→ **WHAT THE EXERCISE ASKS**
Print out each entry below exactly, please.

DATA EXTRACT section start

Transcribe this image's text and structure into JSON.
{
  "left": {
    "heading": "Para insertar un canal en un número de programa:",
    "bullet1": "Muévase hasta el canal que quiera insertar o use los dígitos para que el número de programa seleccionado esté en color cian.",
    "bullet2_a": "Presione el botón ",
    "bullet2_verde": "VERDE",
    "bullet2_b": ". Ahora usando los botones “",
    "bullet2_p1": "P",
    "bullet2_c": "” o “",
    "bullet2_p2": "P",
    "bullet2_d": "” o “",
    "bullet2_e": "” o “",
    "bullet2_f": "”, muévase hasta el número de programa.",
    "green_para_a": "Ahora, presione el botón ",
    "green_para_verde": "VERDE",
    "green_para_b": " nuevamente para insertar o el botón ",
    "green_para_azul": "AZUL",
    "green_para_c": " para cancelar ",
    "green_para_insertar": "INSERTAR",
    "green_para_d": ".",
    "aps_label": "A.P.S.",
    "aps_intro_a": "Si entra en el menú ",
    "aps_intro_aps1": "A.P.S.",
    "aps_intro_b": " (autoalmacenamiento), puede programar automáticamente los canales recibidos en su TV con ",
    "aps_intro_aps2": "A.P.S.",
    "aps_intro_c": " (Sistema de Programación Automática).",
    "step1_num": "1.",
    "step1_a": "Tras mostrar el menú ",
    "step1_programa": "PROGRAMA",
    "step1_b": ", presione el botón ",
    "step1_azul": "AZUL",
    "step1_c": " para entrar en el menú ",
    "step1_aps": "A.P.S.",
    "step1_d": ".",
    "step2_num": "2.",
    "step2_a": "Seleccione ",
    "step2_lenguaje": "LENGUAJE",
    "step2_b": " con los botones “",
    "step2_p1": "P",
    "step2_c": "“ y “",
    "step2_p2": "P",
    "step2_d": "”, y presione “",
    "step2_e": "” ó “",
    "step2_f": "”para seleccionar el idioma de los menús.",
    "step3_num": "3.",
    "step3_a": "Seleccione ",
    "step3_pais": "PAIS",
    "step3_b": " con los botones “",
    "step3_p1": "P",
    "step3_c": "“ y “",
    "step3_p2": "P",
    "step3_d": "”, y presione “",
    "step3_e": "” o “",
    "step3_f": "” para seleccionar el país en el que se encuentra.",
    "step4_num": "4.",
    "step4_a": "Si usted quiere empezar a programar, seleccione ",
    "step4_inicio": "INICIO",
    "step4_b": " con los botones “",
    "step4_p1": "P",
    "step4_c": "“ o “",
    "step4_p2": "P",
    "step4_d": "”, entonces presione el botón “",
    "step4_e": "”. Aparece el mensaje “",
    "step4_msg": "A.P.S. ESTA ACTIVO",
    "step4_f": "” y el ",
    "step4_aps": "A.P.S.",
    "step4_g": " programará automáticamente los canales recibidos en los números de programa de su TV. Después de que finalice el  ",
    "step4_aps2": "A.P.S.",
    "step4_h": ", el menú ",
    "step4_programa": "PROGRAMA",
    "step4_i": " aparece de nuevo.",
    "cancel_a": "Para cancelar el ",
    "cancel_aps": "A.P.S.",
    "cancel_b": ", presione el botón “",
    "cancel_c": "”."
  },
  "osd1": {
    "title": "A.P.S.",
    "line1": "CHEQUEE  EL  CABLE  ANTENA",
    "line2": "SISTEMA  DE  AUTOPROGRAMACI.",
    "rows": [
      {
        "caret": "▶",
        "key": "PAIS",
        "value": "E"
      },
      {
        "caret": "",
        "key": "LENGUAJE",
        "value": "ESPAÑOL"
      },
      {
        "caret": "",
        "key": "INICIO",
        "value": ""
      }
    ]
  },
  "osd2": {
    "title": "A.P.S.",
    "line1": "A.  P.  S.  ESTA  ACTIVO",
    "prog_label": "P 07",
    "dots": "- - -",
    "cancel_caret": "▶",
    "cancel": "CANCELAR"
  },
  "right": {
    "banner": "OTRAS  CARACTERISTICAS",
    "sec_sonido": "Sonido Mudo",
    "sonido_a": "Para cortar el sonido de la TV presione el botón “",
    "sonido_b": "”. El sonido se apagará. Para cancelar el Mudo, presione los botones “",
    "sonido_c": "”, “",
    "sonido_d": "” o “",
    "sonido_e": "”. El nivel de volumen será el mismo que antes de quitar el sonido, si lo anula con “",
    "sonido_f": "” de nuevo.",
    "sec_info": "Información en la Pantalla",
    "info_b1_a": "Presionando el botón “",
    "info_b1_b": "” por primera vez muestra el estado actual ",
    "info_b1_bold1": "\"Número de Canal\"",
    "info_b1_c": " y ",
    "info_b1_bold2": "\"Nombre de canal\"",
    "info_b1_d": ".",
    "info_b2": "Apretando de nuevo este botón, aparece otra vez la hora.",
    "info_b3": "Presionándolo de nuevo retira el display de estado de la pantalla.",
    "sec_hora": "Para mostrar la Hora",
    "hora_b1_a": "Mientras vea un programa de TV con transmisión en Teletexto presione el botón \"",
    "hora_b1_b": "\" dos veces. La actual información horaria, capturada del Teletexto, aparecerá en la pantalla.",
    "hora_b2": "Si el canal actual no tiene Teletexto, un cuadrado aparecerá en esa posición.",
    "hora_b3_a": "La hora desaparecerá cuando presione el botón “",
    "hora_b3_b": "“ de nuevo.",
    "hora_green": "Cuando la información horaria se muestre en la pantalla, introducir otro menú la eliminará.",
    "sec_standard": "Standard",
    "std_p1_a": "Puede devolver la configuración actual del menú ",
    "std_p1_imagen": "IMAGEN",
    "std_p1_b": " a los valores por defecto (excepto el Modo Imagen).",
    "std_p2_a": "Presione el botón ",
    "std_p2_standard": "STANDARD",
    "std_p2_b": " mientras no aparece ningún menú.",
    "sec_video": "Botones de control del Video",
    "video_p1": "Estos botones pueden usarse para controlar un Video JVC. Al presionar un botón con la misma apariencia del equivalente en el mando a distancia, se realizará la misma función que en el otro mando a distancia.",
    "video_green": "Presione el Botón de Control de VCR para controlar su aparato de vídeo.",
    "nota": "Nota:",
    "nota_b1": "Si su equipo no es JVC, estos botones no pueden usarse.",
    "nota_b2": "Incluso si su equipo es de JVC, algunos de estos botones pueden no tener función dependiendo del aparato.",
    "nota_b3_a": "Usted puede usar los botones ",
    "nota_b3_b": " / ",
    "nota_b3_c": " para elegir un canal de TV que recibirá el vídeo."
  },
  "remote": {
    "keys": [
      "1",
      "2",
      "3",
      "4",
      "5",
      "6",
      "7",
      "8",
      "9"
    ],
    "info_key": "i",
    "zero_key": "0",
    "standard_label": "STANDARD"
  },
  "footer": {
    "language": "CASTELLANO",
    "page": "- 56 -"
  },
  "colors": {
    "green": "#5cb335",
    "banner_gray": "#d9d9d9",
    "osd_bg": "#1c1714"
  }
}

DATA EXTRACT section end

→ **ANSWER TO THIS PROBLEM**
Transcribe this image's text and structure into JSON.
{
  "left": {
    "heading": "Para insertar un canal en un número de programa:",
    "bullet1": "Muévase hasta el canal que quiera insertar o use los dígitos para que el número de programa seleccionado esté en color cian.",
    "bullet2_a": "Presione el botón ",
    "bullet2_verde": "VERDE",
    "bullet2_b": ". Ahora usando los botones “",
    "bullet2_p1": "P",
    "bullet2_c": "” o “",
    "bullet2_p2": "P",
    "bullet2_d": "” o “",
    "bullet2_e": "” o “",
    "bullet2_f": "”, muévase hasta el número de programa.",
    "green_para_a": "Ahora, presione el botón ",
    "green_para_verde": "VERDE",
    "green_para_b": " nuevamente para insertar o el botón ",
    "green_para_azul": "AZUL",
    "green_para_c": " para cancelar ",
    "green_para_insertar": "INSERTAR",
    "green_para_d": ".",
    "aps_label": "A.P.S.",
    "aps_intro_a": "Si entra en el menú ",
    "aps_intro_aps1": "A.P.S.",
    "aps_intro_b": " (autoalmacenamiento), puede programar automáticamente los canales recibidos en su TV con ",
    "aps_intro_aps2": "A.P.S.",
    "aps_intro_c": " (Sistema de Programación Automática).",
    "step1_num": "1.",
    "step1_a": "Tras mostrar el menú ",
    "step1_programa": "PROGRAMA",
    "step1_b": ", presione el botón ",
    "step1_azul": "AZUL",
    "step1_c": " para entrar en el menú ",
    "step1_aps": "A.P.S.",
    "step1_d": ".",
    "step2_num": "2.",
    "step2_a": "Seleccione ",
    "step2_lenguaje": "LENGUAJE",
    "step2_b": " con los botones “",
    "step2_p1": "P",
    "step2_c": "“ y “",
    "step2_p2": "P",
    "step2_d": "”, y presione “",
    "step2_e": "” ó “",
    "step2_f": "”para seleccionar el idioma de los menús.",
    "step3_num": "3.",
    "step3_a": "Seleccione ",
    "step3_pais": "PAIS",
    "step3_b": " con los botones “",
    "step3_p1": "P",
    "step3_c": "“ y “",
    "step3_p2": "P",
    "step3_d": "”, y presione “",
    "step3_e": "” o “",
    "step3_f": "” para seleccionar el país en el que se encuentra.",
    "step4_num": "4.",
    "step4_a": "Si usted quiere empezar a programar, seleccione ",
    "step4_inicio": "INICIO",
    "step4_b": " con los botones “",
    "step4_p1": "P",
    "step4_c": "“ o “",
    "step4_p2": "P",
    "step4_d": "”, entonces presione el botón “",
    "step4_e": "”. Aparece el mensaje “",
    "step4_msg": "A.P.S. ESTA ACTIVO",
    "step4_f": "” y el ",
    "step4_aps": "A.P.S.",
    "step4_g": " programará automáticamente los canales recibidos en los números de programa de su TV. Después de que finalice el  ",
    "step4_aps2": "A.P.S.",
    "step4_h": ", el menú ",
    "step4_programa": "PROGRAMA",
    "step4_i": " aparece de nuevo.",
    "cancel_a": "Para cancelar el ",
    "cancel_aps": "A.P.S.",
    "cancel_b": ", presione el botón “",
    "cancel_c": "”."
  },
  "osd1": {
    "title": "A.P.S.",
    "line1": "CHEQUEE  EL  CABLE  ANTENA",
    "line2": "SISTEMA  DE  AUTOPROGRAMACI.",
    "rows": [
      {
        "caret": "▶",
        "key": "PAIS",
        "value": "E"
      },
      {
        "caret": "",
        "key": "LENGUAJE",
        "value": "ESPAÑOL"
      },
      {
        "caret": "",
        "key": "INICIO",
        "value": ""
      }
    ]
  },
  "osd2": {
    "title": "A.P.S.",
    "line1": "A.  P.  S.  ESTA  ACTIVO",
    "prog_label": "P 07",
    "dots": "- - -",
    "cancel_caret": "▶",
    "cancel": "CANCELAR"
  },
  "right": {
    "banner": "OTRAS  CARACTERISTICAS",
    "sec_sonido": "Sonido Mudo",
    "sonido_a": "Para cortar el sonido de la TV presione el botón “",
    "sonido_b": "”. El sonido se apagará. Para cancelar el Mudo, presione los botones “",
    "sonido_c": "”, “",
    "sonido_d": "” o “",
    "sonido_e": "”. El nivel de volumen será el mismo que antes de quitar el sonido, si lo anula con “",
    "sonido_f": "” de nuevo.",
    "sec_info": "Información en la Pantalla",
    "info_b1_a": "Presionando el botón “",
    "info_b1_b": "” por primera vez muestra el estado actual ",
    "info_b1_bold1": "\"Número de Canal\"",
    "info_b1_c": " y ",
    "info_b1_bold2": "\"Nombre de canal\"",
    "info_b1_d": ".",
    "info_b2": "Apretando de nuevo este botón, aparece otra vez la hora.",
    "info_b3": "Presionándolo de nuevo retira el display de estado de la pantalla.",
    "sec_hora": "Para mostrar la Hora",
    "hora_b1_a": "Mientras vea un programa de TV con transmisión en Teletexto presione el botón \"",
    "hora_b1_b": "\" dos veces. La actual información horaria, capturada del Teletexto, aparecerá en la pantalla.",
    "hora_b2": "Si el canal actual no tiene Teletexto, un cuadrado aparecerá en esa posición.",
    "hora_b3_a": "La hora desaparecerá cuando presione el botón “",
    "hora_b3_b": "“ de nuevo.",
    "hora_green": "Cuando la información horaria se muestre en la pantalla, introducir otro menú la eliminará.",
    "sec_standard": "Standard",
    "std_p1_a": "Puede devolver la configuración actual del menú ",
    "std_p1_imagen": "IMAGEN",
    "std_p1_b": " a los valores por defecto (excepto el Modo Imagen).",
    "std_p2_a": "Presione el botón ",
    "std_p2_standard": "STANDARD",
    "std_p2_b": " mientras no aparece ningún menú.",
    "sec_video": "Botones de control del Video",
    "video_p1": "Estos botones pueden usarse para controlar un Video JVC. Al presionar un botón con la misma apariencia del equivalente en el mando a distancia, se realizará la misma función que en el otro mando a distancia.",
    "video_green": "Presione el Botón de Control de VCR para controlar su aparato de vídeo.",
    "nota": "Nota:",
    "nota_b1": "Si su equipo no es JVC, estos botones no pueden usarse.",
    "nota_b2": "Incluso si su equipo es de JVC, algunos de estos botones pueden no tener función dependiendo del aparato.",
    "nota_b3_a": "Usted puede usar los botones ",
    "nota_b3_b": " / ",
    "nota_b3_c": " para elegir un canal de TV que recibirá el vídeo."
  },
  "remote": {
    "keys": [
      "1",
      "2",
      "3",
      "4",
      "5",
      "6",
      "7",
      "8",
      "9"
    ],
    "info_key": "i",
    "zero_key": "0",
    "standard_label": "STANDARD"
  },
  "footer": {
    "language": "CASTELLANO",
    "page": "- 56 -"
  },
  "colors": {
    "green": "#5cb335",
    "banner_gray": "#d9d9d9",
    "osd_bg": "#1c1714"
  }
}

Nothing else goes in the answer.